Keep the calls. While many bowhunters pack away the buck-attracting tools post-rut, employing some of them in the late season can be beneficial. Rather than an aggressive snort-wheeze, rattling sequence, or buck decoy, you can try toned-down grunts or bleats as well as doe decoys to draw in bucks. They won’t work every time, but they’re certainly worthy tactics in the late season.
Move to the ground. By the late season, any lingering leaves that provided cover for your treestand have likely dropped. And as you shift to focusing on late-season food sources, you may not be able to find an ambush site that offers concealment 20 feet up. When you run into this issue, consider switching to a ground blind. Your setup will be more flexible while providing concealment — plus it can shield you from harsh late-season weather.
Get out in the worst weather. Extremely cold weather, strong wind, and major snowfall — along with high barometric pressure — will usually force weathered bucks to feed for survival. Although the conditions aren’t the most fun to hunt in, these brutal days can get deer on their feet during daylight hours and give you a rare opportunity at a late-season trophy.

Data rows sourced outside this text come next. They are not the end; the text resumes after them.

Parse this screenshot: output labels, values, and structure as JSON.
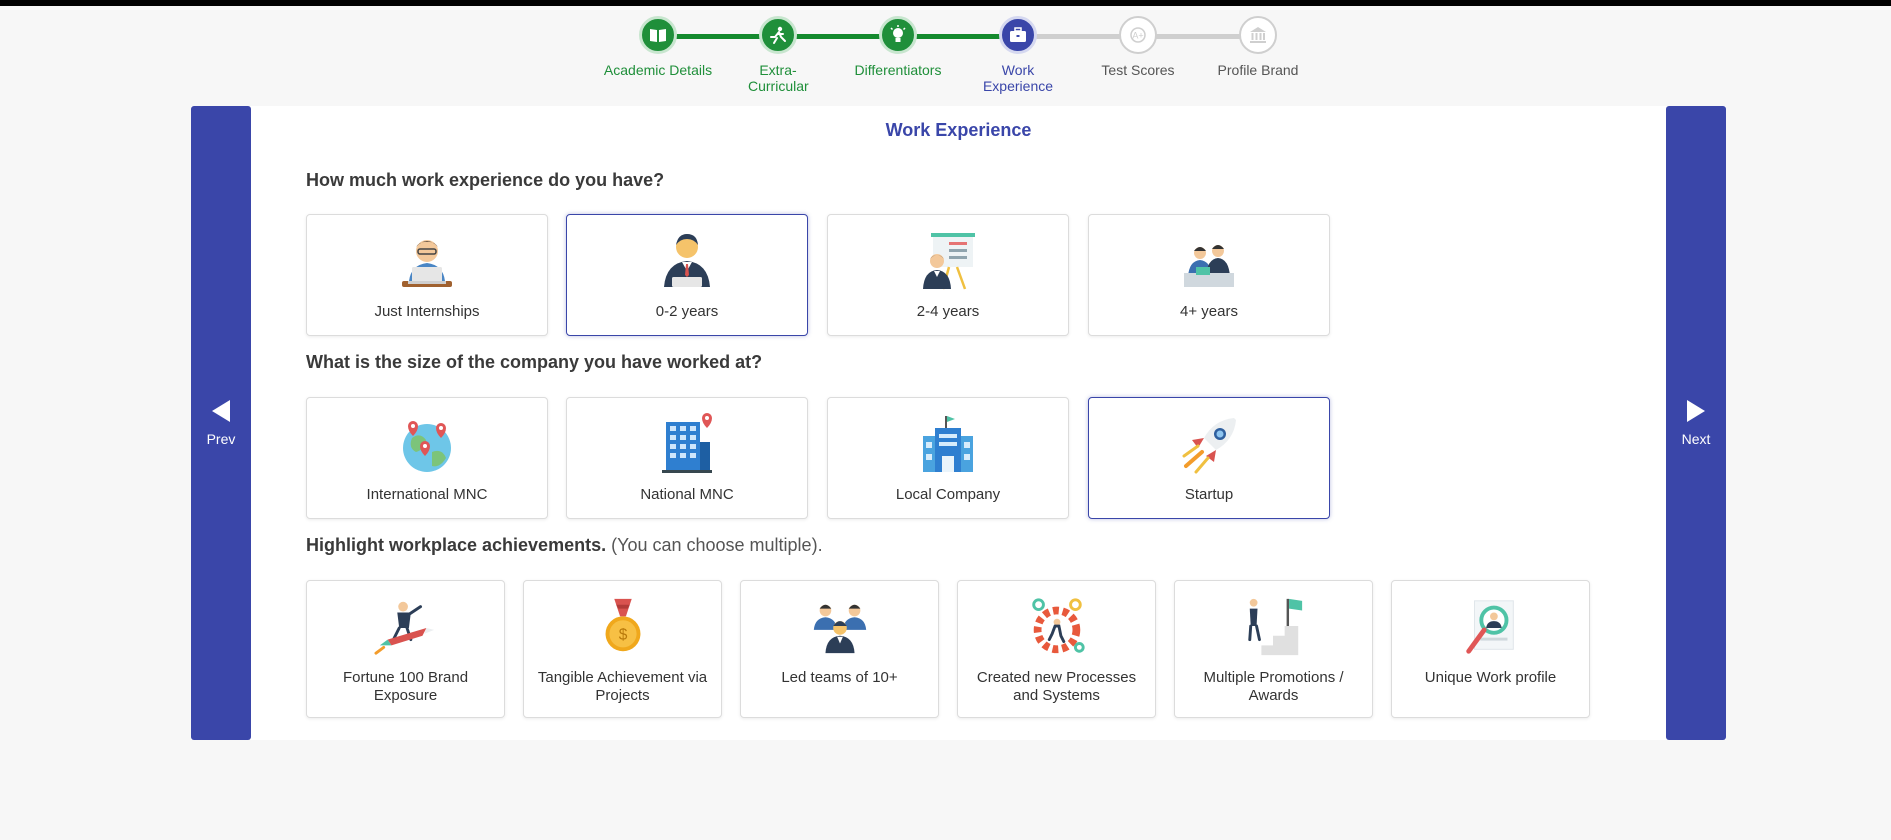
{
  "stepper": {
    "steps": [
      {
        "label": "Academic Details",
        "state": "done",
        "icon": "book-icon"
      },
      {
        "label": "Extra-Curricular",
        "state": "done",
        "icon": "runner-icon"
      },
      {
        "label": "Differentiators",
        "state": "done",
        "icon": "lightbulb-icon"
      },
      {
        "label": "Work Experience",
        "state": "current",
        "icon": "briefcase-icon"
      },
      {
        "label": "Test Scores",
        "state": "todo",
        "icon": "grade-icon"
      },
      {
        "label": "Profile Brand",
        "state": "todo",
        "icon": "institution-icon"
      }
    ]
  },
  "nav": {
    "prev_label": "Prev",
    "next_label": "Next"
  },
  "page": {
    "title": "Work Experience"
  },
  "q1": {
    "text": "How much work experience do you have?",
    "options": [
      {
        "label": "Just Internships",
        "selected": false,
        "icon": "intern-laptop-icon"
      },
      {
        "label": "0-2 years",
        "selected": true,
        "icon": "employee-icon"
      },
      {
        "label": "2-4 years",
        "selected": false,
        "icon": "presenter-icon"
      },
      {
        "label": "4+ years",
        "selected": false,
        "icon": "meeting-icon"
      }
    ]
  },
  "q2": {
    "text": "What is the size of the company you have worked at?",
    "options": [
      {
        "label": "International MNC",
        "selected": false,
        "icon": "globe-pins-icon"
      },
      {
        "label": "National MNC",
        "selected": false,
        "icon": "building-pin-icon"
      },
      {
        "label": "Local Company",
        "selected": false,
        "icon": "office-icon"
      },
      {
        "label": "Startup",
        "selected": true,
        "icon": "rocket-icon"
      }
    ]
  },
  "q3": {
    "text": "Highlight workplace achievements.",
    "note": "(You can choose multiple).",
    "options": [
      {
        "label": "Fortune 100 Brand Exposure",
        "icon": "rocket-man-icon"
      },
      {
        "label": "Tangible Achievement via Projects",
        "icon": "medal-icon"
      },
      {
        "label": "Led teams of 10+",
        "icon": "team-icon"
      },
      {
        "label": "Created new Processes and Systems",
        "icon": "gear-person-icon"
      },
      {
        "label": "Multiple Promotions / Awards",
        "icon": "stairs-flag-icon"
      },
      {
        "label": "Unique Work profile",
        "icon": "profile-search-icon"
      }
    ]
  },
  "colors": {
    "accent": "#3a46a9",
    "done": "#1f8f3a",
    "track_todo": "#cfcfcf"
  }
}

Be selective about your sits. Just weeks from tag soup, a lot of hunters will go for broke before the season ends and overdo it. But during these final days of opportunity, it’s more important than ever to be strategic about when and where you hunt. Minimize hunting pressure and focus your efforts on days when conditions are prime for daylight movement. And always consider wind direction when choosing where to set up.